AIM OF THE TASK => The answer must be an exact copy of all the data below.

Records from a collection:
↓↓↓

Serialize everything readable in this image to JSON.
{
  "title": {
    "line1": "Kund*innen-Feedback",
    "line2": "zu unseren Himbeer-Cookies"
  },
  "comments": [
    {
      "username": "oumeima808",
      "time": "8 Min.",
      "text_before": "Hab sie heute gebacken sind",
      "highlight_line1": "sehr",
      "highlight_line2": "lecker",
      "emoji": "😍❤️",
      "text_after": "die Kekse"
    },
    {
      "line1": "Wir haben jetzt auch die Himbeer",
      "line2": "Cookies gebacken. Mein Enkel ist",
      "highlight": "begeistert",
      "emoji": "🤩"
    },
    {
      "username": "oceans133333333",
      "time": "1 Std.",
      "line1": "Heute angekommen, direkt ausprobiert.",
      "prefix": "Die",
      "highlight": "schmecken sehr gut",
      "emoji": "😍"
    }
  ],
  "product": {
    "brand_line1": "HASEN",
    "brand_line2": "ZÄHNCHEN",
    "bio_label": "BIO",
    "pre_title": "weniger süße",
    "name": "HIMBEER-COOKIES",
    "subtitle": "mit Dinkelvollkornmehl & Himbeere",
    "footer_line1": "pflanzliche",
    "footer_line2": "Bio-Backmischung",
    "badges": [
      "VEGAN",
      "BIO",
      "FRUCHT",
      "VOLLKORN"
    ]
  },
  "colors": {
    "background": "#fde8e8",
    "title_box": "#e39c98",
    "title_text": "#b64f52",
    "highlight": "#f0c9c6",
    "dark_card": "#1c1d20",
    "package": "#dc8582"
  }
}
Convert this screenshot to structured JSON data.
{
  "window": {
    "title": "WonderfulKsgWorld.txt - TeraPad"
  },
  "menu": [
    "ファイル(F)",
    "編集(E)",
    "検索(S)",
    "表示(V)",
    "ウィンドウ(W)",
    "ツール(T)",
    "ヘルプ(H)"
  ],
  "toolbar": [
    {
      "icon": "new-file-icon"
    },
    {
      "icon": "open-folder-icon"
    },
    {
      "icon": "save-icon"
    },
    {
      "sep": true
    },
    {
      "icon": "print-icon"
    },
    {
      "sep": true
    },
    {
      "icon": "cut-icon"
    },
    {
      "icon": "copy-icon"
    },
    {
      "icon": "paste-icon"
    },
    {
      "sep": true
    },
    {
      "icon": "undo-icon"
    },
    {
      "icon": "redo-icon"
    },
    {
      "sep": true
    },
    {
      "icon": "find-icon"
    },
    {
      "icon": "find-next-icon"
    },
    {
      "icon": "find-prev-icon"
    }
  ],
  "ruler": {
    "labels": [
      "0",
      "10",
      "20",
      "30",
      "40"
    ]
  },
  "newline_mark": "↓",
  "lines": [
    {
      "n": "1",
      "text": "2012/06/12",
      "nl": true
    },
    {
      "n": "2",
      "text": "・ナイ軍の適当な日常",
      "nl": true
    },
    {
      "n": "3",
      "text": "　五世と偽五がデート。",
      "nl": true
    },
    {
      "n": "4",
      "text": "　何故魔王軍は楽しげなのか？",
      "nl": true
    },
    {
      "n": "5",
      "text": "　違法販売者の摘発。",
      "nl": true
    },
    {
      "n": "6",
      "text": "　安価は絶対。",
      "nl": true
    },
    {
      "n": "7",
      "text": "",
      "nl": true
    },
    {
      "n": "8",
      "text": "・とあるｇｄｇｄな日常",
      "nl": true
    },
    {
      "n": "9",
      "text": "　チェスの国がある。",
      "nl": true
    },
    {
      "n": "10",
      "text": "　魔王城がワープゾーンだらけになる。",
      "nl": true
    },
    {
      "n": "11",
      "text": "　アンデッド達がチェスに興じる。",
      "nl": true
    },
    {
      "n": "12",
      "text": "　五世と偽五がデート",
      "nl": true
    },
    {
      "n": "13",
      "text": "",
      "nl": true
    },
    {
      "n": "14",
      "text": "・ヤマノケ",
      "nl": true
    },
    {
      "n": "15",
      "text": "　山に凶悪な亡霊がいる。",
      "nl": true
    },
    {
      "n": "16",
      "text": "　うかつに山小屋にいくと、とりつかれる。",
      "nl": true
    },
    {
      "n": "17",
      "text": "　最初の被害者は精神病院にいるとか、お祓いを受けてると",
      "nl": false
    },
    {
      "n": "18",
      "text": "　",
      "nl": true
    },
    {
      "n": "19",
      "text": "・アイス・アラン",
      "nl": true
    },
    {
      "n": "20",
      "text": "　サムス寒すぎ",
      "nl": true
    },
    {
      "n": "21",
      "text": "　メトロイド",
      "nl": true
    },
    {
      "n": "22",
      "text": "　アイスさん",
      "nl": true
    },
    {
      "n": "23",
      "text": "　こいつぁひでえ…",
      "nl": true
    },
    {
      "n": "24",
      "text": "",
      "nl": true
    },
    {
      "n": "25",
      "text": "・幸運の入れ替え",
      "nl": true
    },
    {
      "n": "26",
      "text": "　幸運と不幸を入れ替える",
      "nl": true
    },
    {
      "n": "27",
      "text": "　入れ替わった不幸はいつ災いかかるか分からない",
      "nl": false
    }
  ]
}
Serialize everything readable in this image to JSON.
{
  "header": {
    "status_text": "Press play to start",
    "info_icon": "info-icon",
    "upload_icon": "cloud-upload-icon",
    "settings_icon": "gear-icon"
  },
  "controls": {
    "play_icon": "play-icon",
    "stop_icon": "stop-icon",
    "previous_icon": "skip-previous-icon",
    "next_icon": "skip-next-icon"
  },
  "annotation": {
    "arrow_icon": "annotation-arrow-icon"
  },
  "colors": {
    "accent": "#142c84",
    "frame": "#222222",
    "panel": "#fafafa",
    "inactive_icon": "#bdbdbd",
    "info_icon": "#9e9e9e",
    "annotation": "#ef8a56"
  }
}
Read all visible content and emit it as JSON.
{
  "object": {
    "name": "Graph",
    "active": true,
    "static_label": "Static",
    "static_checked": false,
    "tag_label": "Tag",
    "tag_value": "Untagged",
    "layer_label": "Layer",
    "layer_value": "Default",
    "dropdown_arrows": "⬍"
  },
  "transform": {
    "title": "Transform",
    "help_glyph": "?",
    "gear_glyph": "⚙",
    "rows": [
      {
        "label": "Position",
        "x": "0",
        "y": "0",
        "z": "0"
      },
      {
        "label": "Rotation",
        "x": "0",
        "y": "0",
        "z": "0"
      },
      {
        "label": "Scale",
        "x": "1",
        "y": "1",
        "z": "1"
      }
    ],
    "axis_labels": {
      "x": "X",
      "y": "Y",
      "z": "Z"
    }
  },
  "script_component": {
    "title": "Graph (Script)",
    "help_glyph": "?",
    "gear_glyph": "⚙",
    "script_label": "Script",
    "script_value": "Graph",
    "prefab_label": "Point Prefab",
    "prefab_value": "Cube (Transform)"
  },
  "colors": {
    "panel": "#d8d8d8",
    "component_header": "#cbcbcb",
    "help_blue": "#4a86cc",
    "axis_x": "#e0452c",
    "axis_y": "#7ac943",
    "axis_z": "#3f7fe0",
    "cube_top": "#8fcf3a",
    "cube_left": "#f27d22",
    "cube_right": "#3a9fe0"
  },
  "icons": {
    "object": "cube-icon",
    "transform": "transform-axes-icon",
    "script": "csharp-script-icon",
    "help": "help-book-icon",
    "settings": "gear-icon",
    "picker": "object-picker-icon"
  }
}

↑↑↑

TASK RESULT =>
Serialize everything readable in this image to JSON.
{
  "title": {
    "line1": "Kund*innen-Feedback",
    "line2": "zu unseren Himbeer-Cookies"
  },
  "comments": [
    {
      "username": "oumeima808",
      "time": "8 Min.",
      "text_before": "Hab sie heute gebacken sind",
      "highlight_line1": "sehr",
      "highlight_line2": "lecker",
      "emoji": "😍❤️",
      "text_after": "die Kekse"
    },
    {
      "line1": "Wir haben jetzt auch die Himbeer",
      "line2": "Cookies gebacken. Mein Enkel ist",
      "highlight": "begeistert",
      "emoji": "🤩"
    },
    {
      "username": "oceans133333333",
      "time": "1 Std.",
      "line1": "Heute angekommen, direkt ausprobiert.",
      "prefix": "Die",
      "highlight": "schmecken sehr gut",
      "emoji": "😍"
    }
  ],
  "product": {
    "brand_line1": "HASEN",
    "brand_line2": "ZÄHNCHEN",
    "bio_label": "BIO",
    "pre_title": "weniger süße",
    "name": "HIMBEER-COOKIES",
    "subtitle": "mit Dinkelvollkornmehl & Himbeere",
    "footer_line1": "pflanzliche",
    "footer_line2": "Bio-Backmischung",
    "badges": [
      "VEGAN",
      "BIO",
      "FRUCHT",
      "VOLLKORN"
    ]
  },
  "colors": {
    "background": "#fde8e8",
    "title_box": "#e39c98",
    "title_text": "#b64f52",
    "highlight": "#f0c9c6",
    "dark_card": "#1c1d20",
    "package": "#dc8582"
  }
}
Convert this screenshot to structured JSON data.
{
  "window": {
    "title": "WonderfulKsgWorld.txt - TeraPad"
  },
  "menu": [
    "ファイル(F)",
    "編集(E)",
    "検索(S)",
    "表示(V)",
    "ウィンドウ(W)",
    "ツール(T)",
    "ヘルプ(H)"
  ],
  "toolbar": [
    {
      "icon": "new-file-icon"
    },
    {
      "icon": "open-folder-icon"
    },
    {
      "icon": "save-icon"
    },
    {
      "sep": true
    },
    {
      "icon": "print-icon"
    },
    {
      "sep": true
    },
    {
      "icon": "cut-icon"
    },
    {
      "icon": "copy-icon"
    },
    {
      "icon": "paste-icon"
    },
    {
      "sep": true
    },
    {
      "icon": "undo-icon"
    },
    {
      "icon": "redo-icon"
    },
    {
      "sep": true
    },
    {
      "icon": "find-icon"
    },
    {
      "icon": "find-next-icon"
    },
    {
      "icon": "find-prev-icon"
    }
  ],
  "ruler": {
    "labels": [
      "0",
      "10",
      "20",
      "30",
      "40"
    ]
  },
  "newline_mark": "↓",
  "lines": [
    {
      "n": "1",
      "text": "2012/06/12",
      "nl": true
    },
    {
      "n": "2",
      "text": "・ナイ軍の適当な日常",
      "nl": true
    },
    {
      "n": "3",
      "text": "　五世と偽五がデート。",
      "nl": true
    },
    {
      "n": "4",
      "text": "　何故魔王軍は楽しげなのか？",
      "nl": true
    },
    {
      "n": "5",
      "text": "　違法販売者の摘発。",
      "nl": true
    },
    {
      "n": "6",
      "text": "　安価は絶対。",
      "nl": true
    },
    {
      "n": "7",
      "text": "",
      "nl": true
    },
    {
      "n": "8",
      "text": "・とあるｇｄｇｄな日常",
      "nl": true
    },
    {
      "n": "9",
      "text": "　チェスの国がある。",
      "nl": true
    },
    {
      "n": "10",
      "text": "　魔王城がワープゾーンだらけになる。",
      "nl": true
    },
    {
      "n": "11",
      "text": "　アンデッド達がチェスに興じる。",
      "nl": true
    },
    {
      "n": "12",
      "text": "　五世と偽五がデート",
      "nl": true
    },
    {
      "n": "13",
      "text": "",
      "nl": true
    },
    {
      "n": "14",
      "text": "・ヤマノケ",
      "nl": true
    },
    {
      "n": "15",
      "text": "　山に凶悪な亡霊がいる。",
      "nl": true
    },
    {
      "n": "16",
      "text": "　うかつに山小屋にいくと、とりつかれる。",
      "nl": true
    },
    {
      "n": "17",
      "text": "　最初の被害者は精神病院にいるとか、お祓いを受けてると",
      "nl": false
    },
    {
      "n": "18",
      "text": "　",
      "nl": true
    },
    {
      "n": "19",
      "text": "・アイス・アラン",
      "nl": true
    },
    {
      "n": "20",
      "text": "　サムス寒すぎ",
      "nl": true
    },
    {
      "n": "21",
      "text": "　メトロイド",
      "nl": true
    },
    {
      "n": "22",
      "text": "　アイスさん",
      "nl": true
    },
    {
      "n": "23",
      "text": "　こいつぁひでえ…",
      "nl": true
    },
    {
      "n": "24",
      "text": "",
      "nl": true
    },
    {
      "n": "25",
      "text": "・幸運の入れ替え",
      "nl": true
    },
    {
      "n": "26",
      "text": "　幸運と不幸を入れ替える",
      "nl": true
    },
    {
      "n": "27",
      "text": "　入れ替わった不幸はいつ災いかかるか分からない",
      "nl": false
    }
  ]
}
Serialize everything readable in this image to JSON.
{
  "header": {
    "status_text": "Press play to start",
    "info_icon": "info-icon",
    "upload_icon": "cloud-upload-icon",
    "settings_icon": "gear-icon"
  },
  "controls": {
    "play_icon": "play-icon",
    "stop_icon": "stop-icon",
    "previous_icon": "skip-previous-icon",
    "next_icon": "skip-next-icon"
  },
  "annotation": {
    "arrow_icon": "annotation-arrow-icon"
  },
  "colors": {
    "accent": "#142c84",
    "frame": "#222222",
    "panel": "#fafafa",
    "inactive_icon": "#bdbdbd",
    "info_icon": "#9e9e9e",
    "annotation": "#ef8a56"
  }
}
Read all visible content and emit it as JSON.
{
  "object": {
    "name": "Graph",
    "active": true,
    "static_label": "Static",
    "static_checked": false,
    "tag_label": "Tag",
    "tag_value": "Untagged",
    "layer_label": "Layer",
    "layer_value": "Default",
    "dropdown_arrows": "⬍"
  },
  "transform": {
    "title": "Transform",
    "help_glyph": "?",
    "gear_glyph": "⚙",
    "rows": [
      {
        "label": "Position",
        "x": "0",
        "y": "0",
        "z": "0"
      },
      {
        "label": "Rotation",
        "x": "0",
        "y": "0",
        "z": "0"
      },
      {
        "label": "Scale",
        "x": "1",
        "y": "1",
        "z": "1"
      }
    ],
    "axis_labels": {
      "x": "X",
      "y": "Y",
      "z": "Z"
    }
  },
  "script_component": {
    "title": "Graph (Script)",
    "help_glyph": "?",
    "gear_glyph": "⚙",
    "script_label": "Script",
    "script_value": "Graph",
    "prefab_label": "Point Prefab",
    "prefab_value": "Cube (Transform)"
  },
  "colors": {
    "panel": "#d8d8d8",
    "component_header": "#cbcbcb",
    "help_blue": "#4a86cc",
    "axis_x": "#e0452c",
    "axis_y": "#7ac943",
    "axis_z": "#3f7fe0",
    "cube_top": "#8fcf3a",
    "cube_left": "#f27d22",
    "cube_right": "#3a9fe0"
  },
  "icons": {
    "object": "cube-icon",
    "transform": "transform-axes-icon",
    "script": "csharp-script-icon",
    "help": "help-book-icon",
    "settings": "gear-icon",
    "picker": "object-picker-icon"
  }
}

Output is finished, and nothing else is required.